▸ WHAT THE TASK REQUIRES
Because the material must be preserved as it stands, copy every line exactly.

··· PROVIDED MATERIAL

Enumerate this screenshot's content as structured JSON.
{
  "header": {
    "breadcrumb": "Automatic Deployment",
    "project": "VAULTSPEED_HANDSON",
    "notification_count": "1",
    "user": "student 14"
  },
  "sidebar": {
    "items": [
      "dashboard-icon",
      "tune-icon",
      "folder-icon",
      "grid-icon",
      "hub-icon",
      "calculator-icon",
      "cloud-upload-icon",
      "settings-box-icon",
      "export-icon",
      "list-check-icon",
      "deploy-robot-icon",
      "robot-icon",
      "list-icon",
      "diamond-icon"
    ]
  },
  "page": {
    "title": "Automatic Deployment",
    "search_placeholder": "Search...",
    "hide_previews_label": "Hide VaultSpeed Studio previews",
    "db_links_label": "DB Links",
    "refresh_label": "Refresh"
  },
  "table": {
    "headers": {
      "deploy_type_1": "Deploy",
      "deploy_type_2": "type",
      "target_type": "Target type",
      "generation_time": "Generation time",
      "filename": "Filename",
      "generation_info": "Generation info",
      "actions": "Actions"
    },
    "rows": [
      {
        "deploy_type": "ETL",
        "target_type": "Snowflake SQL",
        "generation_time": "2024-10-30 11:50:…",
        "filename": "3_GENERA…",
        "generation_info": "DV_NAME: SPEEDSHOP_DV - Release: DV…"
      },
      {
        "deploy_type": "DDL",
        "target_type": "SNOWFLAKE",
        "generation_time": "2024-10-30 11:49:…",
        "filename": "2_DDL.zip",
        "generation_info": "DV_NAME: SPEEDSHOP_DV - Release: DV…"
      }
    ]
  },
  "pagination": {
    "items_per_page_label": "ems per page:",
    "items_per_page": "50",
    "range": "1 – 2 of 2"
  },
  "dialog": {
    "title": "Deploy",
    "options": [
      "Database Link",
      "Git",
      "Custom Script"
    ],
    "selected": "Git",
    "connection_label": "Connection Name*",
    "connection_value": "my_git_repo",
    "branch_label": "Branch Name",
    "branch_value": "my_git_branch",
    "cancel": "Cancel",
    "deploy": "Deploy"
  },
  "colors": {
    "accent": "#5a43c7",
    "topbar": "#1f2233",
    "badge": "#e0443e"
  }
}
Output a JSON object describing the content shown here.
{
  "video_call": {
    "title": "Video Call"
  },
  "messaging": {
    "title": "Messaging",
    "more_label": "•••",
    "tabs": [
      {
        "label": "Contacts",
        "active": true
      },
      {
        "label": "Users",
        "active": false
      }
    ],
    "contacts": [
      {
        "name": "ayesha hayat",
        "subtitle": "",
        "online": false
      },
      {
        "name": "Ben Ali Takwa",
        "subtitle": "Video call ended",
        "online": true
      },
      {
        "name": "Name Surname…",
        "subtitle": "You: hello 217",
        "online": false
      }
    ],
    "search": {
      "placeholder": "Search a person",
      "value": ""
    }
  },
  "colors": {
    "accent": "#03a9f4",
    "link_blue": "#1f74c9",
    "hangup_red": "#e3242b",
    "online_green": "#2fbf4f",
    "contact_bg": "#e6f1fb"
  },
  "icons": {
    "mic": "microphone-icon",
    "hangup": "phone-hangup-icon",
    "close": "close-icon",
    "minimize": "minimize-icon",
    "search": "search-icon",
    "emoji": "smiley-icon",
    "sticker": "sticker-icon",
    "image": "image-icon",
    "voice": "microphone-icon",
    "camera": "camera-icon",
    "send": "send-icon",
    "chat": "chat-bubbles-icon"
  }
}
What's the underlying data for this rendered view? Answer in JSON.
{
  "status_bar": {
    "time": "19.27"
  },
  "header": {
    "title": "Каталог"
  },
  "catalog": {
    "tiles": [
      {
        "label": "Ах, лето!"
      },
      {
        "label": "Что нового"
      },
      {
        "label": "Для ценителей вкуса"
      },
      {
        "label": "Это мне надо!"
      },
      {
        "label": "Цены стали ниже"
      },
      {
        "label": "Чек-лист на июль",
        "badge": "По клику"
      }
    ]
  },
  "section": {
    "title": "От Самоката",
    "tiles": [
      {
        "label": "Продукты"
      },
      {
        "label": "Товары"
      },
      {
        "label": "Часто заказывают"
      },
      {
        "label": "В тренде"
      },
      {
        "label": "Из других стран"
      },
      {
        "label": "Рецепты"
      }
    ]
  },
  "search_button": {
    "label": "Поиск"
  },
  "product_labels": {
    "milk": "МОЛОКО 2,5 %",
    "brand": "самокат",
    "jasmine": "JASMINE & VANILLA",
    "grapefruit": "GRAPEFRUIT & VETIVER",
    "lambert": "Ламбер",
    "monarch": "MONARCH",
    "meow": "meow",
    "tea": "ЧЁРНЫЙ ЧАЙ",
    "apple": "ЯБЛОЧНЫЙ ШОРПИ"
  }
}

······

▸ OUTPUT FOR THIS EXERCISE
Enumerate this screenshot's content as structured JSON.
{
  "header": {
    "breadcrumb": "Automatic Deployment",
    "project": "VAULTSPEED_HANDSON",
    "notification_count": "1",
    "user": "student 14"
  },
  "sidebar": {
    "items": [
      "dashboard-icon",
      "tune-icon",
      "folder-icon",
      "grid-icon",
      "hub-icon",
      "calculator-icon",
      "cloud-upload-icon",
      "settings-box-icon",
      "export-icon",
      "list-check-icon",
      "deploy-robot-icon",
      "robot-icon",
      "list-icon",
      "diamond-icon"
    ]
  },
  "page": {
    "title": "Automatic Deployment",
    "search_placeholder": "Search...",
    "hide_previews_label": "Hide VaultSpeed Studio previews",
    "db_links_label": "DB Links",
    "refresh_label": "Refresh"
  },
  "table": {
    "headers": {
      "deploy_type_1": "Deploy",
      "deploy_type_2": "type",
      "target_type": "Target type",
      "generation_time": "Generation time",
      "filename": "Filename",
      "generation_info": "Generation info",
      "actions": "Actions"
    },
    "rows": [
      {
        "deploy_type": "ETL",
        "target_type": "Snowflake SQL",
        "generation_time": "2024-10-30 11:50:…",
        "filename": "3_GENERA…",
        "generation_info": "DV_NAME: SPEEDSHOP_DV - Release: DV…"
      },
      {
        "deploy_type": "DDL",
        "target_type": "SNOWFLAKE",
        "generation_time": "2024-10-30 11:49:…",
        "filename": "2_DDL.zip",
        "generation_info": "DV_NAME: SPEEDSHOP_DV - Release: DV…"
      }
    ]
  },
  "pagination": {
    "items_per_page_label": "ems per page:",
    "items_per_page": "50",
    "range": "1 – 2 of 2"
  },
  "dialog": {
    "title": "Deploy",
    "options": [
      "Database Link",
      "Git",
      "Custom Script"
    ],
    "selected": "Git",
    "connection_label": "Connection Name*",
    "connection_value": "my_git_repo",
    "branch_label": "Branch Name",
    "branch_value": "my_git_branch",
    "cancel": "Cancel",
    "deploy": "Deploy"
  },
  "colors": {
    "accent": "#5a43c7",
    "topbar": "#1f2233",
    "badge": "#e0443e"
  }
}
Output a JSON object describing the content shown here.
{
  "video_call": {
    "title": "Video Call"
  },
  "messaging": {
    "title": "Messaging",
    "more_label": "•••",
    "tabs": [
      {
        "label": "Contacts",
        "active": true
      },
      {
        "label": "Users",
        "active": false
      }
    ],
    "contacts": [
      {
        "name": "ayesha hayat",
        "subtitle": "",
        "online": false
      },
      {
        "name": "Ben Ali Takwa",
        "subtitle": "Video call ended",
        "online": true
      },
      {
        "name": "Name Surname…",
        "subtitle": "You: hello 217",
        "online": false
      }
    ],
    "search": {
      "placeholder": "Search a person",
      "value": ""
    }
  },
  "colors": {
    "accent": "#03a9f4",
    "link_blue": "#1f74c9",
    "hangup_red": "#e3242b",
    "online_green": "#2fbf4f",
    "contact_bg": "#e6f1fb"
  },
  "icons": {
    "mic": "microphone-icon",
    "hangup": "phone-hangup-icon",
    "close": "close-icon",
    "minimize": "minimize-icon",
    "search": "search-icon",
    "emoji": "smiley-icon",
    "sticker": "sticker-icon",
    "image": "image-icon",
    "voice": "microphone-icon",
    "camera": "camera-icon",
    "send": "send-icon",
    "chat": "chat-bubbles-icon"
  }
}
What's the underlying data for this rendered view? Answer in JSON.
{
  "status_bar": {
    "time": "19.27"
  },
  "header": {
    "title": "Каталог"
  },
  "catalog": {
    "tiles": [
      {
        "label": "Ах, лето!"
      },
      {
        "label": "Что нового"
      },
      {
        "label": "Для ценителей вкуса"
      },
      {
        "label": "Это мне надо!"
      },
      {
        "label": "Цены стали ниже"
      },
      {
        "label": "Чек-лист на июль",
        "badge": "По клику"
      }
    ]
  },
  "section": {
    "title": "От Самоката",
    "tiles": [
      {
        "label": "Продукты"
      },
      {
        "label": "Товары"
      },
      {
        "label": "Часто заказывают"
      },
      {
        "label": "В тренде"
      },
      {
        "label": "Из других стран"
      },
      {
        "label": "Рецепты"
      }
    ]
  },
  "search_button": {
    "label": "Поиск"
  },
  "product_labels": {
    "milk": "МОЛОКО 2,5 %",
    "brand": "самокат",
    "jasmine": "JASMINE & VANILLA",
    "grapefruit": "GRAPEFRUIT & VETIVER",
    "lambert": "Ламбер",
    "monarch": "MONARCH",
    "meow": "meow",
    "tea": "ЧЁРНЫЙ ЧАЙ",
    "apple": "ЯБЛОЧНЫЙ ШОРПИ"
  }
}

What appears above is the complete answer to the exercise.